The Artist: Unknown
About the Work:
Little is known about Goddess of Depression, but the mystery surrounding this awe-inspiring piece seems fitting.
Often credited (though probably falsely) to Victor Nazarenko, the Russian photographer who first shared this image, Goddess of Depression blends high fashion and sculpture in a beautiful, delicate, and sad work of art.
It’s worth noting that the titular goddess does not derive from any particular pantheon. In ancient times, the deities associated with such mental states were only minor figures, and depression was associated with physiological impairment rather than psychological. Therefore, we might hypothesise that the artist is using the term to symbolise the overwhelming nature of depression itself.

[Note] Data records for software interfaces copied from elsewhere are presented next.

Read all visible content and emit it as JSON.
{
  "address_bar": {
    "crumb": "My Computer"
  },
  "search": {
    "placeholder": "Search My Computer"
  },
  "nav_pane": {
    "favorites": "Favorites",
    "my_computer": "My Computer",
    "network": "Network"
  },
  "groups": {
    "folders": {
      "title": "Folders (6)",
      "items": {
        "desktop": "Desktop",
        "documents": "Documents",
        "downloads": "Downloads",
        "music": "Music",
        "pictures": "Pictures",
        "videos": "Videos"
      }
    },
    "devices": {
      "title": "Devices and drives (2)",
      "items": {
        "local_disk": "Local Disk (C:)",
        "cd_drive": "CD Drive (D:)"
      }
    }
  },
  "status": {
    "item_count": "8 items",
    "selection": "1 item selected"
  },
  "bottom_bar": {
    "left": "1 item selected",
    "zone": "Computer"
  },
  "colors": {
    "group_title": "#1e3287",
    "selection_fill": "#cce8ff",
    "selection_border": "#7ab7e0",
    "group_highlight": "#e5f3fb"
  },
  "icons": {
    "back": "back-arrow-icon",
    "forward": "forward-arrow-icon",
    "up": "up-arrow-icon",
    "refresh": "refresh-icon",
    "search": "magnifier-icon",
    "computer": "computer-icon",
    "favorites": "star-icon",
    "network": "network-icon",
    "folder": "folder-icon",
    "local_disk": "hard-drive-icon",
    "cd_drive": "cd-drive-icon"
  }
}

We see evidence of this in the physical structure of the piece. At first, we are taken with the intricate crystalline rain drops that encircle the subject. They form a barrier, a facade; one designed to distract us from the truth that lies at the heart of the storm.
Here, the rain seems to smother the goddess. Note the way it runs down her arms in vine-like trails, as the depression corrupts her. Becomes her. Or, more specifically, as she becomes it.
The sight recalls the end of Edgar Allen Poe’s 1829 poem Alone, in which he reflects upon the isolation and depression he suffered as a youth:
From the thunder and the storm,
And the cloud that took the form
(When the rest of Heaven was blue)
Of a demon in my view.
Those who suffer depression know this feeling well. The sense of isolation, despair, and hopelessness. It’s a tragic reality that this unknown artist captures perfectly.